[[ Supplied material open ]]

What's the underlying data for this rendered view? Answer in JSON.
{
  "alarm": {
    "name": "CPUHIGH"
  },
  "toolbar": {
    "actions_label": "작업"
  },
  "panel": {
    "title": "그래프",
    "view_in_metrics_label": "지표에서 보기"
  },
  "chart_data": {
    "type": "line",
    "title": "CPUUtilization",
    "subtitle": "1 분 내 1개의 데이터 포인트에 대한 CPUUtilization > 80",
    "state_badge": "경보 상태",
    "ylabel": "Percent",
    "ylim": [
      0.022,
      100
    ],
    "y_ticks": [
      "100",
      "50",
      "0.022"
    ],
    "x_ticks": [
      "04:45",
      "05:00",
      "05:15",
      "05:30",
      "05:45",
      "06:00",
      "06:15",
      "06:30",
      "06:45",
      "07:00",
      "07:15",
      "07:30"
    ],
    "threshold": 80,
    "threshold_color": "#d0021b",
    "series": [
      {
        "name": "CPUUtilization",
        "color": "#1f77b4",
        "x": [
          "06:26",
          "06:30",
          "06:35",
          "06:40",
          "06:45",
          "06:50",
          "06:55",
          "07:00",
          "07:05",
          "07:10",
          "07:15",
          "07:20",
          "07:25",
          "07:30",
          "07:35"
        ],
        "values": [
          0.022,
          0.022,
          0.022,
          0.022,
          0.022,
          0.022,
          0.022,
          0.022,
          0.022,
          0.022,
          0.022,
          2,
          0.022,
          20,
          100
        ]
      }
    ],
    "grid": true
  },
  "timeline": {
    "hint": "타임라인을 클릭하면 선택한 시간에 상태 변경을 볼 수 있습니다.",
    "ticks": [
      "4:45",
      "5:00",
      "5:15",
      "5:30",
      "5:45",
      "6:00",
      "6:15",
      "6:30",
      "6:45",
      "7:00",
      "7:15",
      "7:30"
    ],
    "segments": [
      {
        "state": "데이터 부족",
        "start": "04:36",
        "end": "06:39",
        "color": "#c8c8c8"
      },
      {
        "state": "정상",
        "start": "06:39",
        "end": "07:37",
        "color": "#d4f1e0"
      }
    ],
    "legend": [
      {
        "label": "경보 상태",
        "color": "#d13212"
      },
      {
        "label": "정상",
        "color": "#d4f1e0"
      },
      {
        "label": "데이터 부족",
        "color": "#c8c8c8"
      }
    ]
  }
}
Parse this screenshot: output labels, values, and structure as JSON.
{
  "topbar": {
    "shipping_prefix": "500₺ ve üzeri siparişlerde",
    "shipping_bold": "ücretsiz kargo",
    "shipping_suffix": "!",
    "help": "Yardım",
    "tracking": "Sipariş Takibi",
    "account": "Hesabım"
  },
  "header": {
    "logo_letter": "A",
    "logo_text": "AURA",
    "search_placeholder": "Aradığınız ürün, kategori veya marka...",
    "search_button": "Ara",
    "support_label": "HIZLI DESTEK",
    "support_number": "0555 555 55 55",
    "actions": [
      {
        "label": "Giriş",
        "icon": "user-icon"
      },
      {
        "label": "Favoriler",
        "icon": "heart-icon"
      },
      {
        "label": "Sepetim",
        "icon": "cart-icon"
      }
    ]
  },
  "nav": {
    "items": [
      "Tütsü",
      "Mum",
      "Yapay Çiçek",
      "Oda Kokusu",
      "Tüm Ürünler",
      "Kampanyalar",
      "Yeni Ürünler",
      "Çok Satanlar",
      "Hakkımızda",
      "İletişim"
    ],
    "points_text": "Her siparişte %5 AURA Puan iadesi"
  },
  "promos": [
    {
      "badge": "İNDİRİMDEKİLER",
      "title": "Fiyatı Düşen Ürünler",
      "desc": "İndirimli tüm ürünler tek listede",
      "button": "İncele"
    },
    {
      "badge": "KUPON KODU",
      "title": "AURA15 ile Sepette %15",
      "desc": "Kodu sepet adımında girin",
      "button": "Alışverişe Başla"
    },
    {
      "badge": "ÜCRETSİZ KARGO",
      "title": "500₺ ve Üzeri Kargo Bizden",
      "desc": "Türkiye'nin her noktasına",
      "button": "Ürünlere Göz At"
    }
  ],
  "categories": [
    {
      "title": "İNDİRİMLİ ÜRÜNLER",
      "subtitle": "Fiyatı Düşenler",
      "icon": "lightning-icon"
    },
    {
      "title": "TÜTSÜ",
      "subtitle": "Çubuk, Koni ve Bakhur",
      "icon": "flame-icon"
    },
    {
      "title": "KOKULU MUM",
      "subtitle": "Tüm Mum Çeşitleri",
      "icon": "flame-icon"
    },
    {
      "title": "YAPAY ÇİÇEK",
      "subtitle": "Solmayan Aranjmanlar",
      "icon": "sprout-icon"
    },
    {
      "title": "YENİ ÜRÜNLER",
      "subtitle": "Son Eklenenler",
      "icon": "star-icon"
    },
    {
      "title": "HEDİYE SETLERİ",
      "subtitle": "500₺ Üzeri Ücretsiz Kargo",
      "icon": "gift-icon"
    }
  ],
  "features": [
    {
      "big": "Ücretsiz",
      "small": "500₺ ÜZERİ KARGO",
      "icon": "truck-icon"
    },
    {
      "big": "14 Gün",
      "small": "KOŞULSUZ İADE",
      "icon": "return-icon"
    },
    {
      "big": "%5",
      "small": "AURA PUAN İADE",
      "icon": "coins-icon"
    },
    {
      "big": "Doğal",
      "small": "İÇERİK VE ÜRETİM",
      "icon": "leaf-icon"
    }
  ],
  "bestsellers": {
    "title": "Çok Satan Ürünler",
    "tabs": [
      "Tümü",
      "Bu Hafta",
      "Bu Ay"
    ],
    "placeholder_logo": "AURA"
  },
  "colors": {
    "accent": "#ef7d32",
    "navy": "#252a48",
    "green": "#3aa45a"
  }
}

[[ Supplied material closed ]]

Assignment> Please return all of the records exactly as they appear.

Output>
What's the underlying data for this rendered view? Answer in JSON.
{
  "alarm": {
    "name": "CPUHIGH"
  },
  "toolbar": {
    "actions_label": "작업"
  },
  "panel": {
    "title": "그래프",
    "view_in_metrics_label": "지표에서 보기"
  },
  "chart_data": {
    "type": "line",
    "title": "CPUUtilization",
    "subtitle": "1 분 내 1개의 데이터 포인트에 대한 CPUUtilization > 80",
    "state_badge": "경보 상태",
    "ylabel": "Percent",
    "ylim": [
      0.022,
      100
    ],
    "y_ticks": [
      "100",
      "50",
      "0.022"
    ],
    "x_ticks": [
      "04:45",
      "05:00",
      "05:15",
      "05:30",
      "05:45",
      "06:00",
      "06:15",
      "06:30",
      "06:45",
      "07:00",
      "07:15",
      "07:30"
    ],
    "threshold": 80,
    "threshold_color": "#d0021b",
    "series": [
      {
        "name": "CPUUtilization",
        "color": "#1f77b4",
        "x": [
          "06:26",
          "06:30",
          "06:35",
          "06:40",
          "06:45",
          "06:50",
          "06:55",
          "07:00",
          "07:05",
          "07:10",
          "07:15",
          "07:20",
          "07:25",
          "07:30",
          "07:35"
        ],
        "values": [
          0.022,
          0.022,
          0.022,
          0.022,
          0.022,
          0.022,
          0.022,
          0.022,
          0.022,
          0.022,
          0.022,
          2,
          0.022,
          20,
          100
        ]
      }
    ],
    "grid": true
  },
  "timeline": {
    "hint": "타임라인을 클릭하면 선택한 시간에 상태 변경을 볼 수 있습니다.",
    "ticks": [
      "4:45",
      "5:00",
      "5:15",
      "5:30",
      "5:45",
      "6:00",
      "6:15",
      "6:30",
      "6:45",
      "7:00",
      "7:15",
      "7:30"
    ],
    "segments": [
      {
        "state": "데이터 부족",
        "start": "04:36",
        "end": "06:39",
        "color": "#c8c8c8"
      },
      {
        "state": "정상",
        "start": "06:39",
        "end": "07:37",
        "color": "#d4f1e0"
      }
    ],
    "legend": [
      {
        "label": "경보 상태",
        "color": "#d13212"
      },
      {
        "label": "정상",
        "color": "#d4f1e0"
      },
      {
        "label": "데이터 부족",
        "color": "#c8c8c8"
      }
    ]
  }
}
Parse this screenshot: output labels, values, and structure as JSON.
{
  "topbar": {
    "shipping_prefix": "500₺ ve üzeri siparişlerde",
    "shipping_bold": "ücretsiz kargo",
    "shipping_suffix": "!",
    "help": "Yardım",
    "tracking": "Sipariş Takibi",
    "account": "Hesabım"
  },
  "header": {
    "logo_letter": "A",
    "logo_text": "AURA",
    "search_placeholder": "Aradığınız ürün, kategori veya marka...",
    "search_button": "Ara",
    "support_label": "HIZLI DESTEK",
    "support_number": "0555 555 55 55",
    "actions": [
      {
        "label": "Giriş",
        "icon": "user-icon"
      },
      {
        "label": "Favoriler",
        "icon": "heart-icon"
      },
      {
        "label": "Sepetim",
        "icon": "cart-icon"
      }
    ]
  },
  "nav": {
    "items": [
      "Tütsü",
      "Mum",
      "Yapay Çiçek",
      "Oda Kokusu",
      "Tüm Ürünler",
      "Kampanyalar",
      "Yeni Ürünler",
      "Çok Satanlar",
      "Hakkımızda",
      "İletişim"
    ],
    "points_text": "Her siparişte %5 AURA Puan iadesi"
  },
  "promos": [
    {
      "badge": "İNDİRİMDEKİLER",
      "title": "Fiyatı Düşen Ürünler",
      "desc": "İndirimli tüm ürünler tek listede",
      "button": "İncele"
    },
    {
      "badge": "KUPON KODU",
      "title": "AURA15 ile Sepette %15",
      "desc": "Kodu sepet adımında girin",
      "button": "Alışverişe Başla"
    },
    {
      "badge": "ÜCRETSİZ KARGO",
      "title": "500₺ ve Üzeri Kargo Bizden",
      "desc": "Türkiye'nin her noktasına",
      "button": "Ürünlere Göz At"
    }
  ],
  "categories": [
    {
      "title": "İNDİRİMLİ ÜRÜNLER",
      "subtitle": "Fiyatı Düşenler",
      "icon": "lightning-icon"
    },
    {
      "title": "TÜTSÜ",
      "subtitle": "Çubuk, Koni ve Bakhur",
      "icon": "flame-icon"
    },
    {
      "title": "KOKULU MUM",
      "subtitle": "Tüm Mum Çeşitleri",
      "icon": "flame-icon"
    },
    {
      "title": "YAPAY ÇİÇEK",
      "subtitle": "Solmayan Aranjmanlar",
      "icon": "sprout-icon"
    },
    {
      "title": "YENİ ÜRÜNLER",
      "subtitle": "Son Eklenenler",
      "icon": "star-icon"
    },
    {
      "title": "HEDİYE SETLERİ",
      "subtitle": "500₺ Üzeri Ücretsiz Kargo",
      "icon": "gift-icon"
    }
  ],
  "features": [
    {
      "big": "Ücretsiz",
      "small": "500₺ ÜZERİ KARGO",
      "icon": "truck-icon"
    },
    {
      "big": "14 Gün",
      "small": "KOŞULSUZ İADE",
      "icon": "return-icon"
    },
    {
      "big": "%5",
      "small": "AURA PUAN İADE",
      "icon": "coins-icon"
    },
    {
      "big": "Doğal",
      "small": "İÇERİK VE ÜRETİM",
      "icon": "leaf-icon"
    }
  ],
  "bestsellers": {
    "title": "Çok Satan Ürünler",
    "tabs": [
      "Tümü",
      "Bu Hafta",
      "Bu Ay"
    ],
    "placeholder_logo": "AURA"
  },
  "colors": {
    "accent": "#ef7d32",
    "navy": "#252a48",
    "green": "#3aa45a"
  }
}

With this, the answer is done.